What you need to do
Every line containing the string "Fine" should be returned from the records.

--- START ---

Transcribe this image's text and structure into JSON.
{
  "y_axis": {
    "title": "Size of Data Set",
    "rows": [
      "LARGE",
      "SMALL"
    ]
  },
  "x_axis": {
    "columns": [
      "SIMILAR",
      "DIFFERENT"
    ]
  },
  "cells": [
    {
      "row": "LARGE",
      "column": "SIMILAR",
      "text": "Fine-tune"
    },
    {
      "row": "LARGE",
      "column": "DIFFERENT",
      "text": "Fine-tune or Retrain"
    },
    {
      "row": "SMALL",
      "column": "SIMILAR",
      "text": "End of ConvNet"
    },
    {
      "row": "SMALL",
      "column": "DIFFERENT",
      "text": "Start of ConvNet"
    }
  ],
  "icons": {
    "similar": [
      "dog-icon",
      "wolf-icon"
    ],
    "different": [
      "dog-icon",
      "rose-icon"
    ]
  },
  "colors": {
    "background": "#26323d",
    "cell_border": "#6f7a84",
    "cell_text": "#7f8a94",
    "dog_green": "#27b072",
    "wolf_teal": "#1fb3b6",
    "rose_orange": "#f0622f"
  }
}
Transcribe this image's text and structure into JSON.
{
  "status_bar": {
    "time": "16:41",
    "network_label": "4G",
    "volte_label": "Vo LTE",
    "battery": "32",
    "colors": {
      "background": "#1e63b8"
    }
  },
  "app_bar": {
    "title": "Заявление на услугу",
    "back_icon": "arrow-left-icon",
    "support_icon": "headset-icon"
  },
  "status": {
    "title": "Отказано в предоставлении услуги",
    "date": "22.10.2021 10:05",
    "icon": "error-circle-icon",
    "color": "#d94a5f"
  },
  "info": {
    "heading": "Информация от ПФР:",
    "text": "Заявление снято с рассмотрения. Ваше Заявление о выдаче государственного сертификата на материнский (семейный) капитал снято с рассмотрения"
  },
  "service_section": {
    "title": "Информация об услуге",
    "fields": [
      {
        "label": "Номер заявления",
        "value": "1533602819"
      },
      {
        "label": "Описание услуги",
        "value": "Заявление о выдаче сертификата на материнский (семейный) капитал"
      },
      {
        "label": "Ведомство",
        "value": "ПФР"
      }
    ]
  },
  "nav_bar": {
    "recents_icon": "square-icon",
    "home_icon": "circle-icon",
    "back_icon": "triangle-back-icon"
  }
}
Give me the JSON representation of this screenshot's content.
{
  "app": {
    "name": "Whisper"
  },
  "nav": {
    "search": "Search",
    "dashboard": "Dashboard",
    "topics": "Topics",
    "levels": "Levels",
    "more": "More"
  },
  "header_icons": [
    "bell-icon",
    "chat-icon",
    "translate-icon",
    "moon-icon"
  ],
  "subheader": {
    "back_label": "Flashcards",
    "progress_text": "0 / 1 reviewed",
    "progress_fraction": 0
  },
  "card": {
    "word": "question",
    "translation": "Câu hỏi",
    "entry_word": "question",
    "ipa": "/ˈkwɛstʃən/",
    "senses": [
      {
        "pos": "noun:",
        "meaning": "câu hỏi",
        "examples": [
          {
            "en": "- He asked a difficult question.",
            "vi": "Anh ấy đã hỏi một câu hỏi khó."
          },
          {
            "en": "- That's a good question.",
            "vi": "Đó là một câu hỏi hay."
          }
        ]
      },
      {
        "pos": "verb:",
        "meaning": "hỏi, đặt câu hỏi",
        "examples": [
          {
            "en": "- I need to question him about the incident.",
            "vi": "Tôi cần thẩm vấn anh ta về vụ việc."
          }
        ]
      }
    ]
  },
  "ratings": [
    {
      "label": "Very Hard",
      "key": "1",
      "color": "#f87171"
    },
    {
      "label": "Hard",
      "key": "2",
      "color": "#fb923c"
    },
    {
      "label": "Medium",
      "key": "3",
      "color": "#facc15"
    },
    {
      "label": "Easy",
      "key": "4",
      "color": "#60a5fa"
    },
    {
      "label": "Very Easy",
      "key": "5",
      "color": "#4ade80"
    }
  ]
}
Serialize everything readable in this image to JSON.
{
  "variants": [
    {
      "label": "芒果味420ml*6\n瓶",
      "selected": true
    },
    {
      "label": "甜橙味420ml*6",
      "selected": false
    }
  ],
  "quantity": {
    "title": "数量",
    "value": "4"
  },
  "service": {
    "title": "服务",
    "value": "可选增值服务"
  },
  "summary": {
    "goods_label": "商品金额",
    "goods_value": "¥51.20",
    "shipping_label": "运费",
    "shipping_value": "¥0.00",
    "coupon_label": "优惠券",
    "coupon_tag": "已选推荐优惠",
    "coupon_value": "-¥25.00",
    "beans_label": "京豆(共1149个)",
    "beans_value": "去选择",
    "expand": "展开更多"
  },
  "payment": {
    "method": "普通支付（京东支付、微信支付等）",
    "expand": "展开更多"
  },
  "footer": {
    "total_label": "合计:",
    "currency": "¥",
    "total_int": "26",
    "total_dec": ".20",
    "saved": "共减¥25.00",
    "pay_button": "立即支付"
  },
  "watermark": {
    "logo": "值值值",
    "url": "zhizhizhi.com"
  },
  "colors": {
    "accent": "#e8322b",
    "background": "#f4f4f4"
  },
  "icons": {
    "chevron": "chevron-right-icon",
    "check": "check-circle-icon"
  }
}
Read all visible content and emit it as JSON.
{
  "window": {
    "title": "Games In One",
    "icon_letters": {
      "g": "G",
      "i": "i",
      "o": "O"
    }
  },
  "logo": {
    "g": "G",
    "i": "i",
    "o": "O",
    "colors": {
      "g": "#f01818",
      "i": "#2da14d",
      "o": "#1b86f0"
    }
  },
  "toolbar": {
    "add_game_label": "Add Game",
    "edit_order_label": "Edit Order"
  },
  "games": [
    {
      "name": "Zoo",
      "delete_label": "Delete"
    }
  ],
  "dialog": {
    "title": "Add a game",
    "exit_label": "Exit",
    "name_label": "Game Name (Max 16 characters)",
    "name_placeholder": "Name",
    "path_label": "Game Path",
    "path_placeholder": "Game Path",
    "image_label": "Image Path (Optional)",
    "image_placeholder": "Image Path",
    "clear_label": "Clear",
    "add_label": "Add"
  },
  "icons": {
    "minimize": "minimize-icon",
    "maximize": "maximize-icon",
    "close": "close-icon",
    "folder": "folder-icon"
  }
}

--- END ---

Reply to the exercise
      "text": "Fine-tune"
      "text": "Fine-tune or Retrain"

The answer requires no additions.